Mentor of Quiz Angels Jina Yi and Ashley Hicks
Submitted by Mike Vanlandingham.
Submitted by Robert
McKenna, QPL
Quiz #217
Your Honor
July 12, 2009
Robert W. Steinmann Jr.:
Even though I am a "Newbie"
& have only been on board
since late May, it's not really
fair for me to vote but if you're
asking me, it was Quiz #217-
"Here Comes The Judge". This
one was the hardest for me to
solve & I learned the most from
it. I didn't even know where to
start, then I learned so much
from it.
Joseph Nye Welsh was the head
counsel for the United States
Army while it was under
investigation by Joseph
McCarthy's Senate Permanent
Subcommittee on Investigations
for Communist activities. He
later played the judge in the

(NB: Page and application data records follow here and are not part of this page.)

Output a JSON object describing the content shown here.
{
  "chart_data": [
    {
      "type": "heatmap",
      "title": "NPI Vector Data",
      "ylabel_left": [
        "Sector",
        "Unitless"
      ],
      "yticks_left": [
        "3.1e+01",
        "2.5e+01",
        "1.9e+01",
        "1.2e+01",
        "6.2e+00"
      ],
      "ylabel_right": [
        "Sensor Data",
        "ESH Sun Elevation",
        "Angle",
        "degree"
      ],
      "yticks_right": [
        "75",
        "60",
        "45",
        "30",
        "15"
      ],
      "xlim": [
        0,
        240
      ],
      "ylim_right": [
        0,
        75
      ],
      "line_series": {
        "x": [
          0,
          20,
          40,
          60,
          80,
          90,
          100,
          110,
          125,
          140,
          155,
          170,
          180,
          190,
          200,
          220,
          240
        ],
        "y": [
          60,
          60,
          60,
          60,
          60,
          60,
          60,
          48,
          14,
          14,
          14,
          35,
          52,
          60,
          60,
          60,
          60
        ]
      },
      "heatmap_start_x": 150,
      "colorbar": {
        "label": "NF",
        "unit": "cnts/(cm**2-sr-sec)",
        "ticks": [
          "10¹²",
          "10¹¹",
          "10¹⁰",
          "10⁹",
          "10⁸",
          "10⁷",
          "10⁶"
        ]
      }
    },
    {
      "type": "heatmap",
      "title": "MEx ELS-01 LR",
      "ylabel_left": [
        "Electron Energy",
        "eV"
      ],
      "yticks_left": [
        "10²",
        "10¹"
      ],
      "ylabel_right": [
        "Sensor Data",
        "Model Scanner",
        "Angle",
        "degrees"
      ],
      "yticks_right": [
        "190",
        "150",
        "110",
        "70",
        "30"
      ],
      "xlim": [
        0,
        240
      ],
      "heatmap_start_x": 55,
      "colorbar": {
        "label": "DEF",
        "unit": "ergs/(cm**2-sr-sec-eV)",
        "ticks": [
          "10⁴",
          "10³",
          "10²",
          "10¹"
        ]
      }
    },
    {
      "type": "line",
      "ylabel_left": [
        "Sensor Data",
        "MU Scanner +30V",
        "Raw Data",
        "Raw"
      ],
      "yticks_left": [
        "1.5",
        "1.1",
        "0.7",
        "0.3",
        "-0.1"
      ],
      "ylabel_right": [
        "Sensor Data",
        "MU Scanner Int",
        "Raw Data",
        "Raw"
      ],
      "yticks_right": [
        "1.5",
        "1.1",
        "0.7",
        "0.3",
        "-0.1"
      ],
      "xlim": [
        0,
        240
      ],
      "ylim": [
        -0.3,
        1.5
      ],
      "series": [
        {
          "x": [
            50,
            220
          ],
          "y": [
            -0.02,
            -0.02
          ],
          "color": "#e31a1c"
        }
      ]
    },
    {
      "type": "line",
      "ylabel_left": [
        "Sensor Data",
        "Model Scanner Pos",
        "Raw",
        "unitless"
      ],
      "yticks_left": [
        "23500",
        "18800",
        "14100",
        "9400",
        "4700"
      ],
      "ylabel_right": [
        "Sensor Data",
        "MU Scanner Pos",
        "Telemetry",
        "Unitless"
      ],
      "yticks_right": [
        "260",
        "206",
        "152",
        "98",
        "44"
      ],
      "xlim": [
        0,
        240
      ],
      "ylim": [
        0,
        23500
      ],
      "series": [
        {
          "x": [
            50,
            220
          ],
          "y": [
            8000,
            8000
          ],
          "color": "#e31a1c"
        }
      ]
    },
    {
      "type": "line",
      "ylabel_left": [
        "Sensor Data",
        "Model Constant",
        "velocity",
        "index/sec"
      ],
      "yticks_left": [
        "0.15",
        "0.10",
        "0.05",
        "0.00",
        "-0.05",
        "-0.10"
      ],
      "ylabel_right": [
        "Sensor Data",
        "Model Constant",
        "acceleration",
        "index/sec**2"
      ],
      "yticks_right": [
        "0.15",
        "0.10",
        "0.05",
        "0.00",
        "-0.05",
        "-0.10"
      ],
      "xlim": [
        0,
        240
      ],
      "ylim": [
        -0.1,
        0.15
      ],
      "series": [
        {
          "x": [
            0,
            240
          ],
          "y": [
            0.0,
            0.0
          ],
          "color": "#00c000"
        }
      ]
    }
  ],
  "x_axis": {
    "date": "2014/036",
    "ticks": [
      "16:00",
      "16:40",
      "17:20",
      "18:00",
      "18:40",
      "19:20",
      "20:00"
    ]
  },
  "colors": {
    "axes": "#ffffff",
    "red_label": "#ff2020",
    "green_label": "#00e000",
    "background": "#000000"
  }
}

movie
Anatomy of a Murder.
Robert E. McKenna, QPL:
It had the scheme of answering each question in sequence. Dear me, did I submit that
quiz? Oh Well......